Leung, A. K., Barankin, B., Leong, K. F., & Hon, K. L. (2018). Penile warts: an update on their evaluation and management. Drugs in context, 7, 212563. doi: 10.7573/dic.212563. Retrieved from https://www.drugsincontext.com/penile-warts-an-update-on-their-evaluation-and-management/
Orr, T., & Noon, A. (2009). An acutely erythematous, oedematous penis and antecubital fossae rash in a patient taking etanercept: a case report. Cases journal, 2, 9116. doi: 10.1186/1757-1626-2-9116. Retrieved from https://casesjournal.biomedcentral.com/articles/10.1186/1757-1626-2-9116
Ozkaya-Bayazit, E. (2003). Specific site involvement in fixed drug eruption. Journal of the American Academy of Dermatology, 49(6), 1003–1007. doi: 10.1016/S0190-9622(03)01588-3. Retrieved from https://www.jaad.org/article/S0190-9622(03)01588-3/fulltext

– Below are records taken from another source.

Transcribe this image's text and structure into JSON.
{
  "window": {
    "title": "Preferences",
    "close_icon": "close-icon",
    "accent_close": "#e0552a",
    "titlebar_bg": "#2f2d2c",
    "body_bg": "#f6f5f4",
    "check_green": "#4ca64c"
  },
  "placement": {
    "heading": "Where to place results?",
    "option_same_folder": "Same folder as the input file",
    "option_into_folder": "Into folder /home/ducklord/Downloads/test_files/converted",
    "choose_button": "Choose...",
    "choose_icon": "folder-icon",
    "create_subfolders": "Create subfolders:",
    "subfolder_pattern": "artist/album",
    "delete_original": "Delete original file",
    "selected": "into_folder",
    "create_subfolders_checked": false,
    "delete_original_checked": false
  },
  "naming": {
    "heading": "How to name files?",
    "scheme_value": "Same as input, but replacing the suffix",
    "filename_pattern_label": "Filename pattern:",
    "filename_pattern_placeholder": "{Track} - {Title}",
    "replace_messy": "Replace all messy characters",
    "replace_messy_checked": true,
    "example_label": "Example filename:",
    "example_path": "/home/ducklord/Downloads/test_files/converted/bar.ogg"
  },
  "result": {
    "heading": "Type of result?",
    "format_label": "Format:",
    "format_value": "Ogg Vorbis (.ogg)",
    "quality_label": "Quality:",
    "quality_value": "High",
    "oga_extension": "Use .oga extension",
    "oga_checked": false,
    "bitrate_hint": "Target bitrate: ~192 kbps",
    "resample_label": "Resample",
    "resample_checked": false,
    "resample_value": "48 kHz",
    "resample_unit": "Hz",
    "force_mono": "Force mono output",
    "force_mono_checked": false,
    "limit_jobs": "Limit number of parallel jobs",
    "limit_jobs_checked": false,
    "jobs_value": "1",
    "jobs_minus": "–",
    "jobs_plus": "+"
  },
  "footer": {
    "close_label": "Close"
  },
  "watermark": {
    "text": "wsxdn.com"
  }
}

Pippin, M, Madden, M. (2020). Tinea cruris. [Updated 2020 Jun 25]. In: StatPearls [Internet]. Treasure Island (FL): StatPearls Publishing. Retrieved from https://www.ncbi.nlm.nih.gov/books/NBK554602/
Uter, W., Werfel, T., White, I. R., & Johansen, J. D. (2018). Contact allergy: a review of current problems from a clinical perspective. International journal of environmental research and public health, 15(6), 1108. doi: 10.3390/ijerph15061108. Retrieved from https://www.mdpi.com/1660-4601/15/6/1108
Wray, AA, Velasquez J, Khetarpal S. Balanitis. [Updated 2020 May 28]. In: StatPearls [Internet]. Treasure Island (FL): StatPearls Publishing; 2020 Jan-. Retrieved from https://www.ncbi.nlm.nih.gov/books/NBK537143/
Zaouak, A., Chabchoub, I., Essid, D., Ben Jennet, S., Hammami, H., & Fenniche, S. (2019). Genital Involvement in Bullous Fixed Drug Eruption. Skinmed, 17(5), 306–309. Retrieved from https://pubmed.ncbi.nlm.nih.gov/31782703/